Once in a while here at the bunker an assignment comes through the SatCom that makes for a curious afternoon. I was to cover an event called the Beer Mile, and as I waded into the literature and the footage, I became more and more intrigued by this sporting mutation. It looked more like an impromptu frat house initiation than it did a sport.

The Beer Mile is part drinking game, part track and field event. The object is to slam a beer and then sprint a quarter mile, and then repeat those steps three more times, essentially. And vomiting is grounds for disqualification.

The official rules, however, come with variations. In one such iteration, competitors are permitted to vomit while drinking pints before each quarter mile. Another includes a vomit as the start of a fifth quarter mile run. There are many other variations, as explained here.

The record for a standard beer mile were shattered recently by two gentlemen in less than 24 hours. On August 7, Australian Josh Harris, 25, posted a Youtube video of himself finishing a beer mile in 4:56.2. His time beat out James Nielson, who in April 2014 became the first beer mile competitor to break five minutes.

“New beer mile world record, baby,” a smiling Harris says to the camera. 

But even Harris’ record would not stand long, as Lewis Kent, age 21, posted a 4:55.78 time on Youtube just 24 hours later.

The use of what could be understood as performance enhancing or performance detracting substances in a competitive race has in this instance blurred a meta line and taken both activities to new and strenuous levels. I began to respect these athletes for their willingness to encumber themselves and then compete in a sprinting race. So much so that I let my neighbor Gary know of the race and my admiration for the competitors.

As luck would have it, Gary happened to have a six of Olympia Tall Boys in his shop, and the sun was out. Needless to say we decided to give it a shot. Ours became a beer half mile, or at least we decided the lap around our block would do, as long as we downed an OLY before each lap.

What I can report is that running a lap around any distance and then repeating is tricky enough, but to introduce cheap beer is similar I imagine to running up hill while spinning with a view master viewer strapped to your forehead. The exponential level of fatigue and alcohol-induced vertigo in unrivalled. Gary was able to complete his laps without incident, while I found myself clinging to a neighbor’s pear tree, trying desperately not to pass out. My admiration goes out to the fine athletes who compete in the Beer Mile. With a record time of 4 minutes, fifty-seven seconds, there is some real skill and championship running in the Beer Mile arena.
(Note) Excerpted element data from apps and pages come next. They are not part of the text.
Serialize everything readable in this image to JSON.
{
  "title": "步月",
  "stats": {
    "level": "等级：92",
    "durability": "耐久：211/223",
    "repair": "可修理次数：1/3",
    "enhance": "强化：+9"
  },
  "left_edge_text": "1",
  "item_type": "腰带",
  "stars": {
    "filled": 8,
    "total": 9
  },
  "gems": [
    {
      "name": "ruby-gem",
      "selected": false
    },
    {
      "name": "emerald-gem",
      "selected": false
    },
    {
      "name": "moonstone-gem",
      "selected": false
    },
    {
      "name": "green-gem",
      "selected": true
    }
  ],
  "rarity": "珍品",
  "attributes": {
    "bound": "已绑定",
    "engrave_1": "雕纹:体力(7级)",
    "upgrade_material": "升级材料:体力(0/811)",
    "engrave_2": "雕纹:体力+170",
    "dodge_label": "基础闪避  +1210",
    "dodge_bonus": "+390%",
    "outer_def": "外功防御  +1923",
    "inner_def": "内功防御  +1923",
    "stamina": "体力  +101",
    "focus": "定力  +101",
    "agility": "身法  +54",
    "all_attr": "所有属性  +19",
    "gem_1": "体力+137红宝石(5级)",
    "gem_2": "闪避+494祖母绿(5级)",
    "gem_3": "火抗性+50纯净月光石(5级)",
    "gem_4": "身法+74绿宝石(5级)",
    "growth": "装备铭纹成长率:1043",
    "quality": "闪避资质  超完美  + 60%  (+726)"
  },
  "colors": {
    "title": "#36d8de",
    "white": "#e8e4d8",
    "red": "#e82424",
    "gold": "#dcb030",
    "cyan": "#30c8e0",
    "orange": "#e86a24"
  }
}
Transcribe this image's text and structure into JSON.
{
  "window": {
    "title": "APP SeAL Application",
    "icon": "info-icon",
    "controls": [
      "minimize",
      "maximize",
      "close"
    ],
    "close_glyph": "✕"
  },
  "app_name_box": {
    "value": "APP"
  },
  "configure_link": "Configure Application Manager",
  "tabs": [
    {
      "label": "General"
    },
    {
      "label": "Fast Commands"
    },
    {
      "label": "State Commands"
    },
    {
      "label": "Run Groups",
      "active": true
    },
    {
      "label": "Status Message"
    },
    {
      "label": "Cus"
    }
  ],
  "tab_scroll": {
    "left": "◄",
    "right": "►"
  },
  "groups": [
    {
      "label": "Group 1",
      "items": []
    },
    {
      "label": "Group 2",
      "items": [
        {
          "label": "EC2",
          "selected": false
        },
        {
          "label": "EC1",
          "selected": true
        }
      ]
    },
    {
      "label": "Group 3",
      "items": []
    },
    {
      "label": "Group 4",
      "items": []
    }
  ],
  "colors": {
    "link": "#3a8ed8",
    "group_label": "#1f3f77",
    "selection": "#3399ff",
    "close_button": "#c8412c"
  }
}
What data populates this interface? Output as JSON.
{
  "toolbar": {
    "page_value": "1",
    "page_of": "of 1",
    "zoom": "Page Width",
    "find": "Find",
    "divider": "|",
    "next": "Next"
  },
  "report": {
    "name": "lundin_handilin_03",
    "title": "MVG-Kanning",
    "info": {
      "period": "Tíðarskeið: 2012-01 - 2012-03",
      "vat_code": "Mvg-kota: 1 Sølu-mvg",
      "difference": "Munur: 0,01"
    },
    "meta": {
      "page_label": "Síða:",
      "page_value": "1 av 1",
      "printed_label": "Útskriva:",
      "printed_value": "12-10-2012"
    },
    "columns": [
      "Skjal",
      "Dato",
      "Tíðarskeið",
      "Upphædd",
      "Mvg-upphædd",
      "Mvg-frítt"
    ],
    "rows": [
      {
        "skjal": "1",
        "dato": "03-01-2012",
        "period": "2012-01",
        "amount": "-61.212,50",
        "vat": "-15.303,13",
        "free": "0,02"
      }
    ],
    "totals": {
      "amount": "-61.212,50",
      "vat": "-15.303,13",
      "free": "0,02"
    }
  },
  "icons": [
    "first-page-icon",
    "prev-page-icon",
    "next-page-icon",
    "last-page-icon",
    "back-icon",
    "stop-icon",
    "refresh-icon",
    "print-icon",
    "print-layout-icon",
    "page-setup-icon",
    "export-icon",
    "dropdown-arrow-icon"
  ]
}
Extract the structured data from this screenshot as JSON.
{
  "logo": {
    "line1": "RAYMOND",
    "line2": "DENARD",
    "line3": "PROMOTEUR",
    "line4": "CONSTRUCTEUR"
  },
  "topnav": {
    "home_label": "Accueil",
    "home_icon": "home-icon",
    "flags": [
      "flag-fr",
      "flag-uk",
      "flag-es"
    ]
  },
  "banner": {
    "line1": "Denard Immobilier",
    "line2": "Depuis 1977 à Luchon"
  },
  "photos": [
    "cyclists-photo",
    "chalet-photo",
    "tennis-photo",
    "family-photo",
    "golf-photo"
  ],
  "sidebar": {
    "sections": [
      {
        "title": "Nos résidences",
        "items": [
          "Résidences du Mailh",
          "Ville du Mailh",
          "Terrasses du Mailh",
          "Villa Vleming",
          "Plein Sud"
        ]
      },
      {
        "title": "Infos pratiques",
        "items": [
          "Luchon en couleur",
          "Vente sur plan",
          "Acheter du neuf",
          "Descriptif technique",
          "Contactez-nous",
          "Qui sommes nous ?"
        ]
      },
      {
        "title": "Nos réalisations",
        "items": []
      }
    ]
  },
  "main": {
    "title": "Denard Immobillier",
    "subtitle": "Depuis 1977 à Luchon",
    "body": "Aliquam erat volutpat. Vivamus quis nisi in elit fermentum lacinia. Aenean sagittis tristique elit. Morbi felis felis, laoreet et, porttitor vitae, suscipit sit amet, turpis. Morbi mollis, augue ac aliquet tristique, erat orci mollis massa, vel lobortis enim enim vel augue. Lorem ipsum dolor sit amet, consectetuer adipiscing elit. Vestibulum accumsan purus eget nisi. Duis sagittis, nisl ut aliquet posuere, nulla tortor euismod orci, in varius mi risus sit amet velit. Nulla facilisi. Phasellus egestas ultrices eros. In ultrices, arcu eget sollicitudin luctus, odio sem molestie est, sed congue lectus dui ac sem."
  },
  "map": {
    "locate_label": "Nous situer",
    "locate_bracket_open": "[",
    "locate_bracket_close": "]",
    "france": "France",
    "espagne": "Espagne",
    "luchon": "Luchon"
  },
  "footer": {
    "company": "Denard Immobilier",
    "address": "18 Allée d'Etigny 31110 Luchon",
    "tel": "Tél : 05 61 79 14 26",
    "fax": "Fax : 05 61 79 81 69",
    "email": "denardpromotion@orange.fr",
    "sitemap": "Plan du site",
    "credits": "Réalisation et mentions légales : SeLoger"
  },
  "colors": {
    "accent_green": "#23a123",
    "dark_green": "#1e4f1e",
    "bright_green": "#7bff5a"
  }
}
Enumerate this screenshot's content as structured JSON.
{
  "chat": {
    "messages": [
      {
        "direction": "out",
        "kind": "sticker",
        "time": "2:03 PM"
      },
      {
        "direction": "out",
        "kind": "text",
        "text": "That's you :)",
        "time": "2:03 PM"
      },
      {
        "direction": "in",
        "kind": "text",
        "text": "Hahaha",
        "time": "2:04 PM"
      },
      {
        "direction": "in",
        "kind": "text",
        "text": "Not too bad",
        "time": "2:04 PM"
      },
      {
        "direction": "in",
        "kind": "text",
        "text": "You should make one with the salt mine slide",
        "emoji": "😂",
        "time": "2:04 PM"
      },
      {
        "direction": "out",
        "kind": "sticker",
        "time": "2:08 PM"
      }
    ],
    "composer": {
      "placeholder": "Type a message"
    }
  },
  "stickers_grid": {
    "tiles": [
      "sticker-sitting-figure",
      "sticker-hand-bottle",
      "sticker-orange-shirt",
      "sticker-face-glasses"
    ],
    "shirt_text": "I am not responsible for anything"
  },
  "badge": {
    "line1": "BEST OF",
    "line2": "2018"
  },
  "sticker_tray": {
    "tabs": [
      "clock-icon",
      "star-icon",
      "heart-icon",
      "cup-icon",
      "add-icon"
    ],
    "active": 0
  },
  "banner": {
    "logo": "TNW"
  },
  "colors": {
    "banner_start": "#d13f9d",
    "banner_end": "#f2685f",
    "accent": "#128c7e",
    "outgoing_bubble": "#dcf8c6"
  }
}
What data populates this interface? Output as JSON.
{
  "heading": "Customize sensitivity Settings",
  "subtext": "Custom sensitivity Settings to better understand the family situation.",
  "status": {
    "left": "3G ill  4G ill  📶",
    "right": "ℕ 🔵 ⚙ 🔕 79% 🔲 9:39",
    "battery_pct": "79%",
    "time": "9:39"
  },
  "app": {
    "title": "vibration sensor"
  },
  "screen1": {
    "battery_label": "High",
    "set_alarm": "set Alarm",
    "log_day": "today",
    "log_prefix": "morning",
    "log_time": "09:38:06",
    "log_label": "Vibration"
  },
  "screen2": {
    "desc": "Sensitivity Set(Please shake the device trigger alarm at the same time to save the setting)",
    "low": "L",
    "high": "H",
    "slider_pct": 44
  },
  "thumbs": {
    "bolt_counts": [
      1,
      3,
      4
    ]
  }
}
Do you have what it takes? Try your luck at the Beer Mile World Championships to be held Aug 22 in San Francisco.